Around 12,000 Google employees – some six per cent of its workforce – are being laid off as the tech giant begins reducing staff it hired during the pandemic.

Google CEO Sundar Pichai sent an email to all Google employees late last week with the news, which the company published as a blog post.

“This will mean saying goodbye to some incredibly talented people we worked hard to hire and have loved working with.

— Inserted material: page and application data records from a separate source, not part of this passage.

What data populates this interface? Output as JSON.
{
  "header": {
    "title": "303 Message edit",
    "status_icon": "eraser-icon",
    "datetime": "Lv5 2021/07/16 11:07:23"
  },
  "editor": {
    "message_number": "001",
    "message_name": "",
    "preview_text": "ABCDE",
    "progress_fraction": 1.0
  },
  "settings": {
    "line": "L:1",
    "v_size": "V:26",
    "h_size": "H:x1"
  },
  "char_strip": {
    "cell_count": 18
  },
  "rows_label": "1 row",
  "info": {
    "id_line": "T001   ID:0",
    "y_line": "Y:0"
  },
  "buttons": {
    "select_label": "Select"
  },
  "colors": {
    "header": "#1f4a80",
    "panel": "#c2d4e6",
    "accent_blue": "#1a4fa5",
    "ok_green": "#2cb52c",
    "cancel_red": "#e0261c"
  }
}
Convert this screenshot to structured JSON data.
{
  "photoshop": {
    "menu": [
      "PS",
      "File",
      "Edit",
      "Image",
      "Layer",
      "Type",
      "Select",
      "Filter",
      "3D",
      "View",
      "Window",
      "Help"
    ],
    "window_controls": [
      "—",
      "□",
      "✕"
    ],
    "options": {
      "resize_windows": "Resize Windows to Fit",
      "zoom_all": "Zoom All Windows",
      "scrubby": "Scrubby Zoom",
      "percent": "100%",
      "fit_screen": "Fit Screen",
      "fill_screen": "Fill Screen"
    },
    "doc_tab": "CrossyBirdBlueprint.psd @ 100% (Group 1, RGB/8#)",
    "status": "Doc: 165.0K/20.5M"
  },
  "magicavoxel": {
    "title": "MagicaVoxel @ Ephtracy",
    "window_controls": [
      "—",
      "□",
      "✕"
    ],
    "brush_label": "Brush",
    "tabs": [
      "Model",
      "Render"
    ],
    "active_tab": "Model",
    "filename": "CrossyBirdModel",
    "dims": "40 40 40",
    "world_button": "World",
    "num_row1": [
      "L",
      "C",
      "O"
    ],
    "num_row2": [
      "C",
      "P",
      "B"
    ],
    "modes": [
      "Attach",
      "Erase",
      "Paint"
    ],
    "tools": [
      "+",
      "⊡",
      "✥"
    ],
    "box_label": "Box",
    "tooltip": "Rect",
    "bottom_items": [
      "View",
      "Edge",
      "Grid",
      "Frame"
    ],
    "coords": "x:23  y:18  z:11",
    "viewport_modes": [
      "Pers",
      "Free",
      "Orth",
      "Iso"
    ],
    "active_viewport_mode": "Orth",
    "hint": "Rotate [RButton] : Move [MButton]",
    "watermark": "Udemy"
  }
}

I’m deeply sorry for that,” Pichai said.

“The fact that these changes will impact the lives of Googlers weighs heavily on me, and I take full responsibility for the decisions that led us here.”

Pichai said the layoffs are occurring as a result of “dramatic growth” during the pandemic which saw it hire for what the Google CEO said was “a different economic reality than the one we face today”.

Rising inflation has led to central banks pushing up interest rates which, in turn, has seen a risk-off mindset enter the markets for more speculative assets like tech stocks and cryptocurrency.

The share price for Alphabet, Google’s parent company, has dropped by more than a third since its peak in late 2021.

Pichai said his company would offer US staff severance packages of 16 weeks salary plus two weeks for every year the staffer worked at Google, along with six months of healthcare, job placement services, and immigration support.

Layoffs are happening across the tech sector as the biggest names respond to less favourable economic conditions.

In late 2022, around 25,000 jobs were cut across Meta, Amazon, and Twitter, with Amazon upping its layoffs to total 18,000.

Last week Microsoft announced cuts to 10,000 jobs in the wake of a $1.7 billion hit to its bottom line.

Shortly after that announcement, the Wall Street Journal revealed how, a day before layoffs landed, around 50 top Microsoft executives were at a private party featuring Sting at the World Economic Forum in Davos.

According to The Information, the latest job cuts affect all areas of Google’s business except for its artificial intelligence (AI) research arm Google Brain which was largely left alone.

Google is preparing to expand AI integration across its products in response to public testing of OpenAI’s impressive ChatGPT bot late last year.

While it isn’t perfect, ChatGPT is regularly able to draw on a corpus of knowledge to produce coherent and accurate answers to basic questions.

Pichai reportedly sounded the alarm upon seeing ChatGPT by calling it a “code red” for Google’s flagship Search product and has called in the company’s founders Sergei Brin and Larry Page.

Brin and Page have been looking over Google’s upcoming AI-powered products, according to the New York Times, which includes image and video generation or editing software that will lean on technology like Imagen.

Part of Google’s AI refocus is said to involve speeding up internal products approvals and lowering the company’s risk tolerance to the technology.

Google has, of course, been developing its own chatbot, Language Model for Dialogue Applications (LaMDA) which an engineer – whose job was to make sure the system didn’t spout racist or other problematic rhetoric – was convinced had become sentient last year.